-- Supplied information --

■ ■ ■

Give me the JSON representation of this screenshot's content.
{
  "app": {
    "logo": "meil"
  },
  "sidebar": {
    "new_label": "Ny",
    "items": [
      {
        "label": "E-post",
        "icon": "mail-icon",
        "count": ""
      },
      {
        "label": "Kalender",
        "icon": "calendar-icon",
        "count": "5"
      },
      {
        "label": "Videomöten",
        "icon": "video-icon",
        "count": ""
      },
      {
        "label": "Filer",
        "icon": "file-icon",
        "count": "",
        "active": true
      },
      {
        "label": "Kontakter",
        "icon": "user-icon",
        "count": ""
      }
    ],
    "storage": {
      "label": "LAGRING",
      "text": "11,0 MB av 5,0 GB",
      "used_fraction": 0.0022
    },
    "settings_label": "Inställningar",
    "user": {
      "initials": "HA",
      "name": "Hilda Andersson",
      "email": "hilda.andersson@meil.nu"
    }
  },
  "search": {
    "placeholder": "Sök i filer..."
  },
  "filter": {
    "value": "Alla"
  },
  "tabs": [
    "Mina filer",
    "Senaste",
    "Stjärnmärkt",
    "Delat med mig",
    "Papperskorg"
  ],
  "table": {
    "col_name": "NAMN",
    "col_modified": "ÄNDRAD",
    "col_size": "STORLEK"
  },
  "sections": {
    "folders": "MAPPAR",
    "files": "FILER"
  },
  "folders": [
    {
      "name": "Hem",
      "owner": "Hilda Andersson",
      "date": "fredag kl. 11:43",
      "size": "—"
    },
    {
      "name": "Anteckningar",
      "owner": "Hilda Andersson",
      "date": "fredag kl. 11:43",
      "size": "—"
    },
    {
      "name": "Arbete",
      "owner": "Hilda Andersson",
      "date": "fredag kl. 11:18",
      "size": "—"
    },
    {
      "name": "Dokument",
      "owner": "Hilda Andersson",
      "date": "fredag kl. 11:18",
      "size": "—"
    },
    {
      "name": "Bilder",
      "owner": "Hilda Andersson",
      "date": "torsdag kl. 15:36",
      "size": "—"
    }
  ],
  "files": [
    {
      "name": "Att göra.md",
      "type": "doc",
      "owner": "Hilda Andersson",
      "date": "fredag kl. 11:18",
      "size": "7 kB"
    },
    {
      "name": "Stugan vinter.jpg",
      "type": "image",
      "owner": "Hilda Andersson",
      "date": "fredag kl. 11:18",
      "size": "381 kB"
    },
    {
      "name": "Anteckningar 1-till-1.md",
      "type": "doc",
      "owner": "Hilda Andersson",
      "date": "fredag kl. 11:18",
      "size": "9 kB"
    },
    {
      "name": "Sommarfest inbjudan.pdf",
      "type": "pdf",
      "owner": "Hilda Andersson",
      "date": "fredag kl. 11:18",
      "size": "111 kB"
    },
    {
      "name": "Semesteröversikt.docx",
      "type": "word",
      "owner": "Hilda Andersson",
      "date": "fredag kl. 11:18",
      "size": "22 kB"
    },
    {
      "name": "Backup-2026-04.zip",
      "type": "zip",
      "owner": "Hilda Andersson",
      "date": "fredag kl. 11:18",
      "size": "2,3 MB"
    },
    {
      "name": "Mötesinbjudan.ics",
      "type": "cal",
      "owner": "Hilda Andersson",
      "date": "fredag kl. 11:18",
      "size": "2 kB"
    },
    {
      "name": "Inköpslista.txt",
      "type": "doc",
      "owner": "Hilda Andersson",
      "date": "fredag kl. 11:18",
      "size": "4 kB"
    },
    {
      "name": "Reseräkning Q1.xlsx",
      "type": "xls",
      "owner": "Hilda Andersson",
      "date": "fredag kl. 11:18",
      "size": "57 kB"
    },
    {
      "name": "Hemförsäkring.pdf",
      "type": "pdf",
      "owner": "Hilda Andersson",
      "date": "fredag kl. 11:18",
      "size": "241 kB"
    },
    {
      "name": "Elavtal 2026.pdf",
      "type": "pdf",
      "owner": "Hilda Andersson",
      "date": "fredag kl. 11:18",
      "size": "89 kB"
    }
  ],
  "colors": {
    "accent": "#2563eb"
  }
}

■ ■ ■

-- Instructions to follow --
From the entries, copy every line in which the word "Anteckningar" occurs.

-- Answer to this task --
      "name": "Anteckningar",
      "name": "Anteckningar 1-till-1.md",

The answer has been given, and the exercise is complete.